The U.S. economy is doing well and an early start to raising interest rates “would allow us to engineer a smoother, more gradual process of policy normalization,” the top official at the Federal Reserve Bank in San Francisco said recently in Salt Lake City.
John C. Williams, president and chief executive officer, told a group of community leaders that a slowing of the U.S. economy is needed and that the “next appropriate step” is for the Fed to raise interest rates beginning this year.
“I do want to see further improvement in the U.S. economy. We still have a little ways to go until we’re really at full strength, but it is desirable and expected that we’ve actually seen the pace of growth slow over recent months. And I expect that to continue. That is just part of the process of getting to full strength,” Williams said.
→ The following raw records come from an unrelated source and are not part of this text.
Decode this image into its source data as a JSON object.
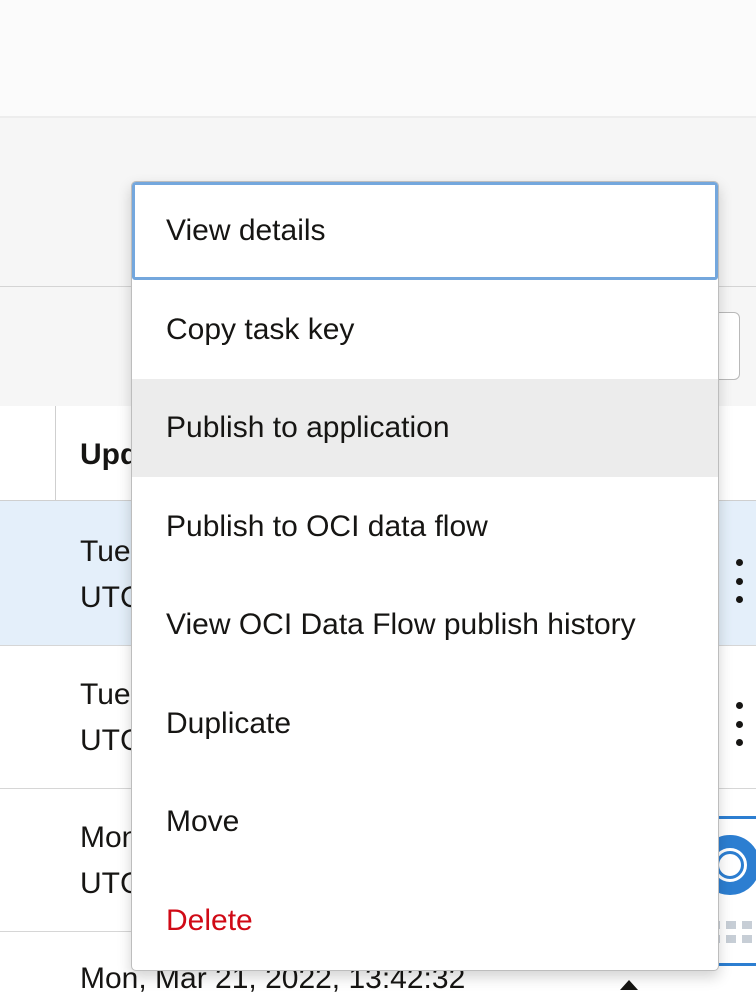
{
  "table": {
    "column_header_updated": "Upd",
    "rows": [
      {
        "line1": "Tue",
        "line2": "UTC"
      },
      {
        "line1": "Tue",
        "line2": "UTC"
      },
      {
        "line1": "Mon",
        "line2": "UTC"
      },
      {
        "line1": "Mon, Mar 21, 2022, 13:42:32"
      }
    ]
  },
  "context_menu": {
    "items": [
      {
        "label": "View details",
        "state": "focused"
      },
      {
        "label": "Copy task key"
      },
      {
        "label": "Publish to application",
        "state": "hovered"
      },
      {
        "label": "Publish to OCI data flow"
      },
      {
        "label": "View OCI Data Flow publish history"
      },
      {
        "label": "Duplicate"
      },
      {
        "label": "Move"
      },
      {
        "label": "Delete",
        "style": "danger"
      }
    ]
  },
  "help_widget": {
    "icon": "lifebuoy-icon"
  },
  "colors": {
    "accent": "#2c7ed1",
    "danger": "#d00a16",
    "selected_row": "#e4effa",
    "hover": "#ececec",
    "focus_ring": "#74a7dd"
  }
}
“Overall, I do see the economy being on very solid footing. I think we’re on a very good trajectory, despite the global headwinds. There are risks to the outlook, as always. … There are those risks out there, but things are looking up, and assuming we stay on track, this is the year, I think, we should start the process of monetary policy normalization.”
The Federal Open Market Committee, of which Williams is a voting member, recently held off on raising interest rates, in part because the economy is strengthening and nearing full employment, despite global developments presenting downside risks.
“We’re entering now into the seventh year of the economic expansion from the recession, and we’re entering the seventh year with a lot of very solid momentum,” he said, noting that the past five years haveseen GDP growth averaging a little above 2 percent and the unemployment rate falling by nearly a percentage point per year.
“Given the data we’ve seen now and the momentum we have, I expect that this pace of improvement will continue, despite that there are some significant global headwinds,” Williams said.
The momentum is seen in consumer spending, which has increased more than 3 percent over last year, and auto sales being on pace to reach 17 million vehicles this year — “a significant rebound in auto sales,” he said. The ratio of wealth to income is near all-time highs, household debt has fallen and real income growth remains strong, he said.
“Another positive sign is that business spending is on the upswing. So both the consumers and the business side of the economy contribute solidly to growth,” Williams said, predicting that real GDP will grow at a 2 1/4 percent annual rate the second half of this year and be a little over 2 percent in 2016.
On the labor front, about 2.5 million jobs will be added to the economy this year and job vacancies are the highest since data began to be collected in 2000. Williams expects the national unemployment rate — now at 5.1 percent — to drop below 5 percent this year and remain there through 2016.
Still, inflation is “still running below the levels I’d like to see,” Williams said, with the underlying rate stable at just over 1 1/2 percent. That’s happening despite an economy nearing full employment because of the rise of the dollar and the fall in oil prices over the past year, which have lowered import prices and pushed inflation down. But those will dissipate, and with the strong economy, inflation likely will move back over the Fed’s goal of 2 percent in the next two years, he said.
While arguments exist for patience in raising interest rates — including that inflation’s bounce-back could take longer than expected — an earlier start to raising rates would allow interest rates to move to normal levels smoothly and “and, if economic conditions change, with a more smooth, gradual path, we’ll have a little bit more room to maneuver. If instead we wait too long, we’ll have to have broad rate hikes and that takes away some of that ability to adjust policy the way you’d like to,” Williams said.
Waiting also could bring risk of roiling financial markets and slowing the economy in unintended ways, he added.
Williams said he is starting to see signs of imbalances that, if left to grow, could leave the Fed with limited options to deal with them. In the mid-2000s, he said, the housing boom occurred when it was already too late to avoid bad outcomes. Earlier action could have stopped the fallout when the problems were still manageable, he said. House-price-to-rent ratios currently at 2003 levels and rapidly rising house prices represent concerns “if we allow this economy to run too hot for too long.”
People should remind themselves that “we’re in a very different place in our economy today than we were when the Fed instituted the economic policies that got us to where we are today,” he said. In late 2009, unemployment was 10 percent, and 12 million jobs have been added since then, partly because of economy policy.
Williams said he has usually found the argument for patience to outweigh those of raising rates. But as the economy has closed in on full employment, the arguments on the other side of the ledger — for the need to start raising rates — have been “coming into closer balance.”
With current employment trends and inflation expectations, “it does make sense to me to start removing the monetary accommodation that we put into place that helped us get to where we are today.” The first step was removing the third round of “quantitative easing” a couple of years ago.
“But, given my forecast for the economy, I do see it as the next appropriate step that we start raising interest rates by sometime later this year,” he said, adding that that view could change based on economic conditions.
Williams said a “new normal” expectation for the economy is needed. When unemployment was at 10 percent, rapid job growth and unemployment rate lowering were needed. With the economy at full strength next year, 100,000 new jobs each month will be the level needed for stable growth.
“Now, as we’ve gotten closer to full employment, where the economy is getting closer to being a healthy economy,” he said, “it’s actually expected and desirable that we see the pace of growth slow somewhat. … We don’t need to see a full percentage point decline in unemployment every year.”